God has created man as such a highly moral being that he is, independently of other people, solely responsible for his own deeds. "For we must all appear before the judgment seat of Christ, that each one may be recompensed for his deeds in the body, according to what he has done, whether good or bad" (2 Cor. 5:10). Everyone is alone before God.

We do not have the right to hide under the shelter of public opinion. Nor do we have the authority to appeal to Civil laws or to the command of a superior, if we have done wrong. In this respect faith is an individual matter.

This presupposes freedom of conscience, not only in theory but above all in practice. For instance, physicians must have the right and the opportunity to refuse to perform an abortion. Parents must have the right to own their children and to teach them in the field of faith and morals. If faith is considered to be a social matter and if society cultivates the religious opinions of its citizens and demands a life?destroying morality from its public officials, then we are in a totalitarian society without freedom of conscience.

Religion, of course, is not an individual matter in the sense that society should, in the name of religion, tolerate murders, thefts, abandonment of children or some other apparent wrong doing.

Each person is saved through his own faith. One cannot believe for someone else. "He who believes and is baptized will be saved, but he who does not believe will be damned" (Mark 16:16). In this sense faith is an individual matter.

It is not, however, an individual matter in the sense that a person can himself decide what he believes and what he does. True faith is faith in the Triune God. He creates it and gives it its content. The Christian faith binds a person to God. It is properly speaking God's work. He has revealed His Gospel to us in the Bible, so that according to it we would believe in Him. God has forgiven our sins for Christ's sake. When we believe this, we are freed from human slavery. We know God as our Father, who takes care of His own. We can be courageous. Paul did not even fear a martyr's death because he trusted in "God, who raises the dead" (2 Cor. 1:8,9).

A Christian cannot remain in his own corner and ignore others. If the Apostles out of fear had remained behind closed doors, the Gospel never would have spread throughout all the world. Love motivates a Christian to tell others the good news that we have redemption and forgiveness of sins according to the riches of God's grace.

God's Word directs Christians to local congregations. The first Christians in Christian congregations assumed the responsibility of publicly administering the Office of the Keys: preaching, administering the Sacraments, calling pastors, disciplining the fallen and excommunicating the impenitent. Congregational fellowship was confessional fellowship. God's Word settled all disagreements. The members in a spirit of love took care of each other and especially of the less fortunate. The congregations of the different areas worked together in a fraternal spirit. This is how God wants it to be also today.

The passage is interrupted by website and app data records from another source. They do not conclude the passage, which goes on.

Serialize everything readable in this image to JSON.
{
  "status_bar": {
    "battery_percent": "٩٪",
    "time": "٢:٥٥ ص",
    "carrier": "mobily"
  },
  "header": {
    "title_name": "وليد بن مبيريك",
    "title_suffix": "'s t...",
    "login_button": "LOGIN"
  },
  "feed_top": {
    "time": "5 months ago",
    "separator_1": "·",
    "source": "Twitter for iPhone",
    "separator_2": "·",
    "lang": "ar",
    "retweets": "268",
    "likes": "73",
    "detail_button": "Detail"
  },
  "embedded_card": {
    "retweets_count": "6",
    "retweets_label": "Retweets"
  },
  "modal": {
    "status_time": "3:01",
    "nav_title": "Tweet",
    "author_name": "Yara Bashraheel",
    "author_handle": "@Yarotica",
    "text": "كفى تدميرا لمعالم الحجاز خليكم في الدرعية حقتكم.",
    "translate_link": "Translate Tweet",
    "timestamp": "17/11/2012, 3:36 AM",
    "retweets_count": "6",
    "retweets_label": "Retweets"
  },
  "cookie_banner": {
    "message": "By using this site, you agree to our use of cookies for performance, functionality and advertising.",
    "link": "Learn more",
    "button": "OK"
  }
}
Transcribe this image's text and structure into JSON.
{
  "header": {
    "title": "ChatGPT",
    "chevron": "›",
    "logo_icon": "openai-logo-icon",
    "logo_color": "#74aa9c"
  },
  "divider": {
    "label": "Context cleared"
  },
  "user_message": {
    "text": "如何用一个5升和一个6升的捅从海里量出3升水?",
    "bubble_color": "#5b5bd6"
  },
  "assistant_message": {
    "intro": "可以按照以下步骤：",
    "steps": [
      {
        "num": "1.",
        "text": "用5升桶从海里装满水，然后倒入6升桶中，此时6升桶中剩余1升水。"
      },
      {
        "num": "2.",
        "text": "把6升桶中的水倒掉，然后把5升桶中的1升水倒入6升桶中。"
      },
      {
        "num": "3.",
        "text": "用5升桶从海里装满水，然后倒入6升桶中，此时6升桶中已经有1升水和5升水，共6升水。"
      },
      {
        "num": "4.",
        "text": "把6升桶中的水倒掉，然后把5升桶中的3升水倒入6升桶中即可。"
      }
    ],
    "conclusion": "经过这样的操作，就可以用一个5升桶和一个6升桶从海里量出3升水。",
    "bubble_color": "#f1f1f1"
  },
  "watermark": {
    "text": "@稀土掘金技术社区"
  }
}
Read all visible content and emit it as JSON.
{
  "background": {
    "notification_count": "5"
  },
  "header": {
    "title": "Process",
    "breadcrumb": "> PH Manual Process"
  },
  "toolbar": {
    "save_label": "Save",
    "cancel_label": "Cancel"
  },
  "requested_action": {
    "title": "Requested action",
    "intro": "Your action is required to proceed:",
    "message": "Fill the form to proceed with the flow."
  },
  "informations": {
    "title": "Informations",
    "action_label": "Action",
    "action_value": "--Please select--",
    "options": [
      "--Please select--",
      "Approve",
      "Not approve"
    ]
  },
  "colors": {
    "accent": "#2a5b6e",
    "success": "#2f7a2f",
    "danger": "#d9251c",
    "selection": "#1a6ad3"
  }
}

Is faith then an individual matter? From the standpoint of salvation and morality in God's sight it is, but from the standpoint of congregational unity, Christian fellowship and love it is not.